• **What you need to do**:
Would you please repeat the data that follows, exactly as it reads?

(Records provided)

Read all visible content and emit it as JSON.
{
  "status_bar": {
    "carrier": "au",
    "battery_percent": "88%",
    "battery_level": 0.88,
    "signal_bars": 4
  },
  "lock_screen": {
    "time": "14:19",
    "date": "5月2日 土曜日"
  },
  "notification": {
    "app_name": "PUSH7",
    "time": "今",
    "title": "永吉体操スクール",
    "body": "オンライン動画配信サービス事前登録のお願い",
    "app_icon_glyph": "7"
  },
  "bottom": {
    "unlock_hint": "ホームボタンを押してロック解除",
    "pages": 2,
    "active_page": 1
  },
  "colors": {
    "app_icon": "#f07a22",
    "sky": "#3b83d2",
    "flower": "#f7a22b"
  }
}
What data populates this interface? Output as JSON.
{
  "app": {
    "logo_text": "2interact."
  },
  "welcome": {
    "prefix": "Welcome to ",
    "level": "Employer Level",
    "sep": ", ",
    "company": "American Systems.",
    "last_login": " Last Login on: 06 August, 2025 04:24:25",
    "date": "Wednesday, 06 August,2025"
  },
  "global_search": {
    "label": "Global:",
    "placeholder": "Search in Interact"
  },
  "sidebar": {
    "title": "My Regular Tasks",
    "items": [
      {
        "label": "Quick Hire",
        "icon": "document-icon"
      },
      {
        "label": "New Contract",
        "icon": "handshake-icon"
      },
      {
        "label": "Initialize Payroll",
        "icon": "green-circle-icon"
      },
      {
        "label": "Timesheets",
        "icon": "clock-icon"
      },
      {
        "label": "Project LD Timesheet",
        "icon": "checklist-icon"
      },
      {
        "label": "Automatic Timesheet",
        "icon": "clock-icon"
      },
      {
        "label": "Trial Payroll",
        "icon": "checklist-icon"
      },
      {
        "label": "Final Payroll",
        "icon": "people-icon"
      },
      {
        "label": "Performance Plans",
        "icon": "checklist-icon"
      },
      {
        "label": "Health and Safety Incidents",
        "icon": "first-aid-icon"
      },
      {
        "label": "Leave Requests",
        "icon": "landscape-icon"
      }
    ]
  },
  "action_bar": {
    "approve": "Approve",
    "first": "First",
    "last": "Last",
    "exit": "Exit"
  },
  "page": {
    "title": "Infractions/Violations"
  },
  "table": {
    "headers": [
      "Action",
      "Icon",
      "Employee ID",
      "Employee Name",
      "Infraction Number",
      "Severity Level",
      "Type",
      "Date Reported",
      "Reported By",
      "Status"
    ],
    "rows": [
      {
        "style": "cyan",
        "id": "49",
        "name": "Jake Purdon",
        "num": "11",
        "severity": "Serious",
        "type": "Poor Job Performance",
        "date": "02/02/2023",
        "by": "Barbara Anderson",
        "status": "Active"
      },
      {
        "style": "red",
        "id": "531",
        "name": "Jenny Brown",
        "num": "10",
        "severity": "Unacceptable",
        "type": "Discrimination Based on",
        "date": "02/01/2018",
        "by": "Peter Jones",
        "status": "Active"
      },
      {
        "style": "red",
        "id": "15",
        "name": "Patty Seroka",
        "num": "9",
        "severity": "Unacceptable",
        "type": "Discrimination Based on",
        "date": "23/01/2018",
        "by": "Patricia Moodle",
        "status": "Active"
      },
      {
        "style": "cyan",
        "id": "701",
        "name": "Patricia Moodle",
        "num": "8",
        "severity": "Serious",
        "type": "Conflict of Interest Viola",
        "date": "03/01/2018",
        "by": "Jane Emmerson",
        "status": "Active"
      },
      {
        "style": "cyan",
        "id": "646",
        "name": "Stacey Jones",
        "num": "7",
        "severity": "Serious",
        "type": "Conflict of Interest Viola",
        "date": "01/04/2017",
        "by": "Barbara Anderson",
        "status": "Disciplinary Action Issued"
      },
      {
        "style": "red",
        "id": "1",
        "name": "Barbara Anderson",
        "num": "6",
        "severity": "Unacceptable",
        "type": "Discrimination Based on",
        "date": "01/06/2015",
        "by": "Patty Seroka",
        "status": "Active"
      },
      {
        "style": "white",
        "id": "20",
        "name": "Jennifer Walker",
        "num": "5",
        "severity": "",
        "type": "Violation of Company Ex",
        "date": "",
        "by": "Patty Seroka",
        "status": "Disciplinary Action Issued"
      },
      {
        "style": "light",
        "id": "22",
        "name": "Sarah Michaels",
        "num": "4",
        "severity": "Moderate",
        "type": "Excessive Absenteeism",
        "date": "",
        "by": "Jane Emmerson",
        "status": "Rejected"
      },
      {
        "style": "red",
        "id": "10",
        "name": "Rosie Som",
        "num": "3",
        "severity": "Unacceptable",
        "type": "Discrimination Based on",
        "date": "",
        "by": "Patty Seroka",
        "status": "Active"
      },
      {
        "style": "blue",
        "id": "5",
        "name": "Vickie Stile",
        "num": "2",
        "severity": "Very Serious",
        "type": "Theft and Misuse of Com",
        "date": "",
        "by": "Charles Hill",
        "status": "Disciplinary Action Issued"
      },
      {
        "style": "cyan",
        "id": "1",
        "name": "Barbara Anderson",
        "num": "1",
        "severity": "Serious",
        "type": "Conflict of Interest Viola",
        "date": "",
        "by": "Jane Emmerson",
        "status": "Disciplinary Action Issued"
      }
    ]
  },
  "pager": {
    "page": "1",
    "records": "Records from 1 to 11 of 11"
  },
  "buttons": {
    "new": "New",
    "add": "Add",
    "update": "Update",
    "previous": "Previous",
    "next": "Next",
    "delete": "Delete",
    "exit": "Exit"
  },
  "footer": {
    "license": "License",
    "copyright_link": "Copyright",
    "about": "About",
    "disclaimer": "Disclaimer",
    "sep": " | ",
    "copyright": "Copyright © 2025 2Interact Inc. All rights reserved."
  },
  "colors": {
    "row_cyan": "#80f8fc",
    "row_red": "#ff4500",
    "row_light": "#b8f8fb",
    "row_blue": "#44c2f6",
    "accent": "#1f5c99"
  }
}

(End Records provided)

• **Exercise answer**:
Read all visible content and emit it as JSON.
{
  "status_bar": {
    "carrier": "au",
    "battery_percent": "88%",
    "battery_level": 0.88,
    "signal_bars": 4
  },
  "lock_screen": {
    "time": "14:19",
    "date": "5月2日 土曜日"
  },
  "notification": {
    "app_name": "PUSH7",
    "time": "今",
    "title": "永吉体操スクール",
    "body": "オンライン動画配信サービス事前登録のお願い",
    "app_icon_glyph": "7"
  },
  "bottom": {
    "unlock_hint": "ホームボタンを押してロック解除",
    "pages": 2,
    "active_page": 1
  },
  "colors": {
    "app_icon": "#f07a22",
    "sky": "#3b83d2",
    "flower": "#f7a22b"
  }
}
What data populates this interface? Output as JSON.
{
  "app": {
    "logo_text": "2interact."
  },
  "welcome": {
    "prefix": "Welcome to ",
    "level": "Employer Level",
    "sep": ", ",
    "company": "American Systems.",
    "last_login": " Last Login on: 06 August, 2025 04:24:25",
    "date": "Wednesday, 06 August,2025"
  },
  "global_search": {
    "label": "Global:",
    "placeholder": "Search in Interact"
  },
  "sidebar": {
    "title": "My Regular Tasks",
    "items": [
      {
        "label": "Quick Hire",
        "icon": "document-icon"
      },
      {
        "label": "New Contract",
        "icon": "handshake-icon"
      },
      {
        "label": "Initialize Payroll",
        "icon": "green-circle-icon"
      },
      {
        "label": "Timesheets",
        "icon": "clock-icon"
      },
      {
        "label": "Project LD Timesheet",
        "icon": "checklist-icon"
      },
      {
        "label": "Automatic Timesheet",
        "icon": "clock-icon"
      },
      {
        "label": "Trial Payroll",
        "icon": "checklist-icon"
      },
      {
        "label": "Final Payroll",
        "icon": "people-icon"
      },
      {
        "label": "Performance Plans",
        "icon": "checklist-icon"
      },
      {
        "label": "Health and Safety Incidents",
        "icon": "first-aid-icon"
      },
      {
        "label": "Leave Requests",
        "icon": "landscape-icon"
      }
    ]
  },
  "action_bar": {
    "approve": "Approve",
    "first": "First",
    "last": "Last",
    "exit": "Exit"
  },
  "page": {
    "title": "Infractions/Violations"
  },
  "table": {
    "headers": [
      "Action",
      "Icon",
      "Employee ID",
      "Employee Name",
      "Infraction Number",
      "Severity Level",
      "Type",
      "Date Reported",
      "Reported By",
      "Status"
    ],
    "rows": [
      {
        "style": "cyan",
        "id": "49",
        "name": "Jake Purdon",
        "num": "11",
        "severity": "Serious",
        "type": "Poor Job Performance",
        "date": "02/02/2023",
        "by": "Barbara Anderson",
        "status": "Active"
      },
      {
        "style": "red",
        "id": "531",
        "name": "Jenny Brown",
        "num": "10",
        "severity": "Unacceptable",
        "type": "Discrimination Based on",
        "date": "02/01/2018",
        "by": "Peter Jones",
        "status": "Active"
      },
      {
        "style": "red",
        "id": "15",
        "name": "Patty Seroka",
        "num": "9",
        "severity": "Unacceptable",
        "type": "Discrimination Based on",
        "date": "23/01/2018",
        "by": "Patricia Moodle",
        "status": "Active"
      },
      {
        "style": "cyan",
        "id": "701",
        "name": "Patricia Moodle",
        "num": "8",
        "severity": "Serious",
        "type": "Conflict of Interest Viola",
        "date": "03/01/2018",
        "by": "Jane Emmerson",
        "status": "Active"
      },
      {
        "style": "cyan",
        "id": "646",
        "name": "Stacey Jones",
        "num": "7",
        "severity": "Serious",
        "type": "Conflict of Interest Viola",
        "date": "01/04/2017",
        "by": "Barbara Anderson",
        "status": "Disciplinary Action Issued"
      },
      {
        "style": "red",
        "id": "1",
        "name": "Barbara Anderson",
        "num": "6",
        "severity": "Unacceptable",
        "type": "Discrimination Based on",
        "date": "01/06/2015",
        "by": "Patty Seroka",
        "status": "Active"
      },
      {
        "style": "white",
        "id": "20",
        "name": "Jennifer Walker",
        "num": "5",
        "severity": "",
        "type": "Violation of Company Ex",
        "date": "",
        "by": "Patty Seroka",
        "status": "Disciplinary Action Issued"
      },
      {
        "style": "light",
        "id": "22",
        "name": "Sarah Michaels",
        "num": "4",
        "severity": "Moderate",
        "type": "Excessive Absenteeism",
        "date": "",
        "by": "Jane Emmerson",
        "status": "Rejected"
      },
      {
        "style": "red",
        "id": "10",
        "name": "Rosie Som",
        "num": "3",
        "severity": "Unacceptable",
        "type": "Discrimination Based on",
        "date": "",
        "by": "Patty Seroka",
        "status": "Active"
      },
      {
        "style": "blue",
        "id": "5",
        "name": "Vickie Stile",
        "num": "2",
        "severity": "Very Serious",
        "type": "Theft and Misuse of Com",
        "date": "",
        "by": "Charles Hill",
        "status": "Disciplinary Action Issued"
      },
      {
        "style": "cyan",
        "id": "1",
        "name": "Barbara Anderson",
        "num": "1",
        "severity": "Serious",
        "type": "Conflict of Interest Viola",
        "date": "",
        "by": "Jane Emmerson",
        "status": "Disciplinary Action Issued"
      }
    ]
  },
  "pager": {
    "page": "1",
    "records": "Records from 1 to 11 of 11"
  },
  "buttons": {
    "new": "New",
    "add": "Add",
    "update": "Update",
    "previous": "Previous",
    "next": "Next",
    "delete": "Delete",
    "exit": "Exit"
  },
  "footer": {
    "license": "License",
    "copyright_link": "Copyright",
    "about": "About",
    "disclaimer": "Disclaimer",
    "sep": " | ",
    "copyright": "Copyright © 2025 2Interact Inc. All rights reserved."
  },
  "colors": {
    "row_cyan": "#80f8fc",
    "row_red": "#ff4500",
    "row_light": "#b8f8fb",
    "row_blue": "#44c2f6",
    "accent": "#1f5c99"
  }
}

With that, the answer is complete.